_Problem_
Write each entry out again exactly, with nothing omitted.

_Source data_
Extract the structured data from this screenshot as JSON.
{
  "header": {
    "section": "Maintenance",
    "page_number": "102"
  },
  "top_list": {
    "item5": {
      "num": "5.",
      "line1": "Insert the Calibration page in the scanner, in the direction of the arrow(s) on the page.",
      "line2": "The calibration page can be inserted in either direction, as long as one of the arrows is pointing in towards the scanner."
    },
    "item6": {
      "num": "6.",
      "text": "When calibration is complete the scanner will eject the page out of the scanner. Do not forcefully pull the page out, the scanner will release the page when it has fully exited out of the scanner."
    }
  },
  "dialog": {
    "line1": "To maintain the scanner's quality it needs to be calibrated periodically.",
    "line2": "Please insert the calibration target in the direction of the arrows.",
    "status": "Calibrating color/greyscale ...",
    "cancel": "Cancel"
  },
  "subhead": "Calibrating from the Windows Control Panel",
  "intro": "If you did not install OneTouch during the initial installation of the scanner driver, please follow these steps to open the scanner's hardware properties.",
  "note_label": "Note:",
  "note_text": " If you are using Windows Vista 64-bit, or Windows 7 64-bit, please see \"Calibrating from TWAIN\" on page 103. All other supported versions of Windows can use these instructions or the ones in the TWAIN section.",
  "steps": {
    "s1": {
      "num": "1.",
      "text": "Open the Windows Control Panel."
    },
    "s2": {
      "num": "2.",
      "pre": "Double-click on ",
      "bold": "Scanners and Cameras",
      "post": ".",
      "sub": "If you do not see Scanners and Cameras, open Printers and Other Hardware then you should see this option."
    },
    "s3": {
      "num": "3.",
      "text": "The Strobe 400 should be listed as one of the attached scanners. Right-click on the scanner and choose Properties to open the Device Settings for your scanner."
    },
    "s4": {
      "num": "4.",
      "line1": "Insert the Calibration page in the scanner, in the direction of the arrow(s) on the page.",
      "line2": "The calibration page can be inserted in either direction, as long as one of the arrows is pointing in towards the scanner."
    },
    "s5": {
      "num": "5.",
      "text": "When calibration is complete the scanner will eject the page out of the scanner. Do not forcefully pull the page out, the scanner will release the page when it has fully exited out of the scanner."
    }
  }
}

_Exercise output_
Extract the structured data from this screenshot as JSON.
{
  "header": {
    "section": "Maintenance",
    "page_number": "102"
  },
  "top_list": {
    "item5": {
      "num": "5.",
      "line1": "Insert the Calibration page in the scanner, in the direction of the arrow(s) on the page.",
      "line2": "The calibration page can be inserted in either direction, as long as one of the arrows is pointing in towards the scanner."
    },
    "item6": {
      "num": "6.",
      "text": "When calibration is complete the scanner will eject the page out of the scanner. Do not forcefully pull the page out, the scanner will release the page when it has fully exited out of the scanner."
    }
  },
  "dialog": {
    "line1": "To maintain the scanner's quality it needs to be calibrated periodically.",
    "line2": "Please insert the calibration target in the direction of the arrows.",
    "status": "Calibrating color/greyscale ...",
    "cancel": "Cancel"
  },
  "subhead": "Calibrating from the Windows Control Panel",
  "intro": "If you did not install OneTouch during the initial installation of the scanner driver, please follow these steps to open the scanner's hardware properties.",
  "note_label": "Note:",
  "note_text": " If you are using Windows Vista 64-bit, or Windows 7 64-bit, please see \"Calibrating from TWAIN\" on page 103. All other supported versions of Windows can use these instructions or the ones in the TWAIN section.",
  "steps": {
    "s1": {
      "num": "1.",
      "text": "Open the Windows Control Panel."
    },
    "s2": {
      "num": "2.",
      "pre": "Double-click on ",
      "bold": "Scanners and Cameras",
      "post": ".",
      "sub": "If you do not see Scanners and Cameras, open Printers and Other Hardware then you should see this option."
    },
    "s3": {
      "num": "3.",
      "text": "The Strobe 400 should be listed as one of the attached scanners. Right-click on the scanner and choose Properties to open the Device Settings for your scanner."
    },
    "s4": {
      "num": "4.",
      "line1": "Insert the Calibration page in the scanner, in the direction of the arrow(s) on the page.",
      "line2": "The calibration page can be inserted in either direction, as long as one of the arrows is pointing in towards the scanner."
    },
    "s5": {
      "num": "5.",
      "text": "When calibration is complete the scanner will eject the page out of the scanner. Do not forcefully pull the page out, the scanner will release the page when it has fully exited out of the scanner."
    }
  }
}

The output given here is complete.